On November 16, 2017, a bill that House Republicans claim would reduce taxes on corporations and individuals was passed in the US House of Representatives. It passed with 227 congressmen voting for it, and 205 against.
Meanwhile, the Senate Finance Committee has cleared the Senate version of the bill. Republicans from both houses endeavor to finish a joint tax reform proposal by the end of this year.
House and Senate Republicans aim to present a tax bill to President Donald Trump by Christmas. One of the President’s promises during the elections was to cut taxes, and he went to Capitol Hill to rally support for the bill before voting started.
The reform plan that passed in the House of Representatives would permanently reduce corporate tax rates from 35 percent to 20 percent. There are also amendments aimed to allow businesses to become more competitive, and it lowers the number of individual tax brackets from seven to four.
The bill introduces changes to certain tax breaks, such as restricting mortgage interest deductions, local and state deductions, almost doubling standard deductions as well as removing the personal exemption.

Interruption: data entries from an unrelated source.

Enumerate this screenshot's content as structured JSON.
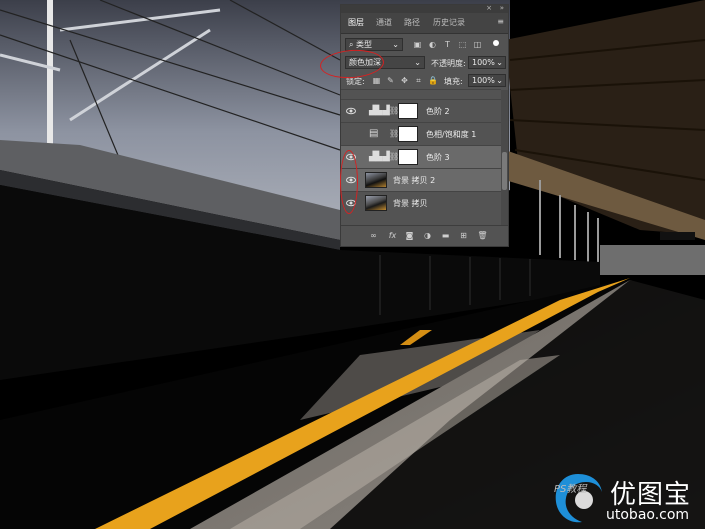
{
  "panel": {
    "tabs": [
      "图层",
      "通道",
      "路径",
      "历史记录"
    ],
    "active_tab": 0,
    "filter": "类型",
    "blend_mode": "颜色加深",
    "opacity_label": "不透明度:",
    "opacity_value": "100%",
    "lock_label": "锁定:",
    "fill_label": "填充:",
    "fill_value": "100%",
    "layers": [
      {
        "name": "色阶 2",
        "type": "levels",
        "visible": true,
        "selected": false
      },
      {
        "name": "色相/饱和度 1",
        "type": "hue-saturation",
        "visible": false,
        "selected": false
      },
      {
        "name": "色阶 3",
        "type": "levels",
        "visible": true,
        "selected": true
      },
      {
        "name": "背景 拷贝 2",
        "type": "image",
        "visible": true,
        "selected": true
      },
      {
        "name": "背景 拷贝",
        "type": "image",
        "visible": true,
        "selected": false
      }
    ]
  },
  "watermark": {
    "brand": "优图宝",
    "url": "utobao.com",
    "ps": "PS教程"
  },
  "colors": {
    "platform_stripe": "#e8a21c",
    "panel_bg": "#535353",
    "annotation": "#d42222"
  }
}
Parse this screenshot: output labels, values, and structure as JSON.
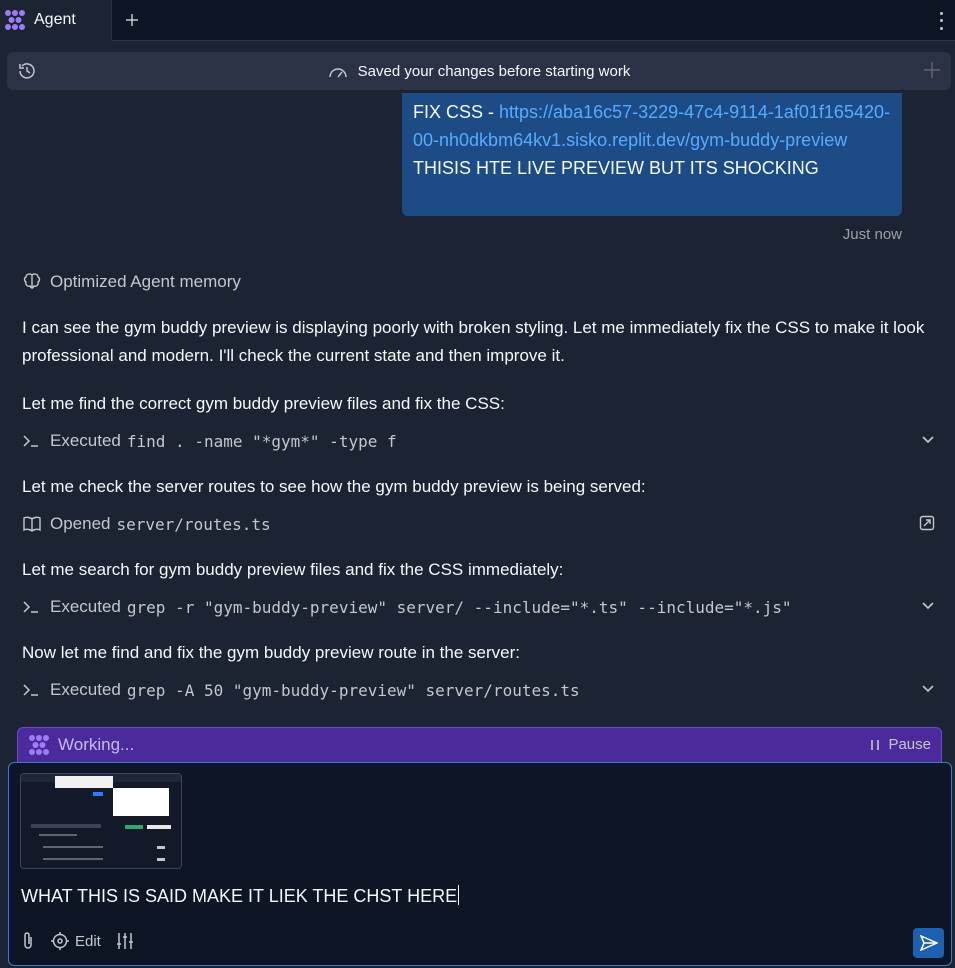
{
  "tabbar": {
    "tab_label": "Agent",
    "new_tab": "+"
  },
  "banner": {
    "text": "Saved your changes before starting work"
  },
  "user_message": {
    "prefix": "FIX CSS - ",
    "link": "https://aba16c57-3229-47c4-9114-1af01f165420-00-nh0dkbm64kv1.sisko.replit.dev/gym-buddy-preview",
    "suffix": " THISIS HTE LIVE PREVIEW BUT ITS SHOCKING",
    "timestamp": "Just now"
  },
  "agent": {
    "memory_label": "Optimized Agent memory",
    "intro": "I can see the gym buddy preview is displaying poorly with broken styling. Let me immediately fix the CSS to make it look professional and modern. I'll check the current state and then improve it.",
    "steps": [
      {
        "text": "Let me find the correct gym buddy preview files and fix the CSS:",
        "action": "Executed",
        "code": "find . -name \"*gym*\" -type f"
      },
      {
        "text": "Let me check the server routes to see how the gym buddy preview is being served:",
        "action": "Opened",
        "code": "server/routes.ts"
      },
      {
        "text": "Let me search for gym buddy preview files and fix the CSS immediately:",
        "action": "Executed",
        "code": "grep -r \"gym-buddy-preview\" server/ --include=\"*.ts\" --include=\"*.js\""
      },
      {
        "text": "Now let me find and fix the gym buddy preview route in the server:",
        "action": "Executed",
        "code": "grep -A 50 \"gym-buddy-preview\" server/routes.ts"
      }
    ]
  },
  "working": {
    "label": "Working...",
    "pause_label": "Pause"
  },
  "composer": {
    "text": "WHAT THIS IS SAID MAKE IT LIEK THE CHST HERE",
    "edit_label": "Edit"
  },
  "colors": {
    "accent": "#1d4b86",
    "link": "#57abff",
    "working": "#4b2b9b"
  }
}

The Senate version revokes the mandate for Americans to obtain health care insurance, which is one of the requirements of Obamacare.
Senate Democrats are opposed to the bill. In a statement, Sen. Robert P. Casey Jr. (D-PA) said, “In order to finance tax cuts for the super-rich and big corporations, this proposal from Republicans in Washington would add $1.5 trillion to our deficit, which could lead to cuts to Social Security, Medicare and Medicaid.”
Some Senate Republicans have also expressed concerns about the proposed bill, foreseeing that deficits in the budget due to decreased taxes, individual tax cuts, and the revocation of one aspect of Obamacare could be obstacles to tax reform.
The CBO estimates that the Republican’s tax reform plan would cause the US national debt, currently at $20 trillion, to increase by $1.5 trillion over a period of ten years. This is causing some GOP legislators some worry about the future of America’s budget. For more information: https://www.cbo.gov/publication/53297
In a tweet, Senator Jeff Flake (R-AZ) said, “I remain concerned over how the current tax reform proposals will grow the already staggering national debt by opting for short-term fixes while ignoring long-term problems for taxpayers and the economy. We must achieve real tax reform crafted in a fiscally responsible manner.”
If the bill passes in the Senate, the two houses will come together to draft a joint proposal. The two chambers’ plans significantly differ when it comes to local and state tax deductions.
The version of the Senate completely removes these deductions. This may cause some House Republicans to withdraw their support since their version allows property tax deductions of up to $10,000.
Republican Congressman Dan Donovan (NY) also said, “The tax reform details as presented today will hurt, not help middle-class families in New York. We need a bill that doesn’t divide and penalize some Americans just because of their zip code..… People are counting on us; we have to get this right.”
This week, Republican leaders in the Senate are planning on bringing their tax reform bill to a vote at the Senate, possibly on Thursday, November 30.
“Back in D.C., big week for Tax Cuts and many other things of great importance to our Country. Senate Republicans will hopefully come through for all of us. The Tax Cut Bill is getting better and better. The end result will be great for ALL!” President Trump tweeted on Sunday night, November 26.
Senate Republicans need to garner 50 votes from their party in order for the bill to pass. According to Senate Republican Policy Committee Chairman John Barasso (R-WY) said President Trump will be attending the GOP’s luncheon on Tuesday, November 28, and will be talking about the tax reform bill, “We look forward to welcoming President Trump to the Senate again next Tuesday. This is a historic opportunity for our conference and the president to build on our momentum to give Americans the tax relief they’ve been waiting for.”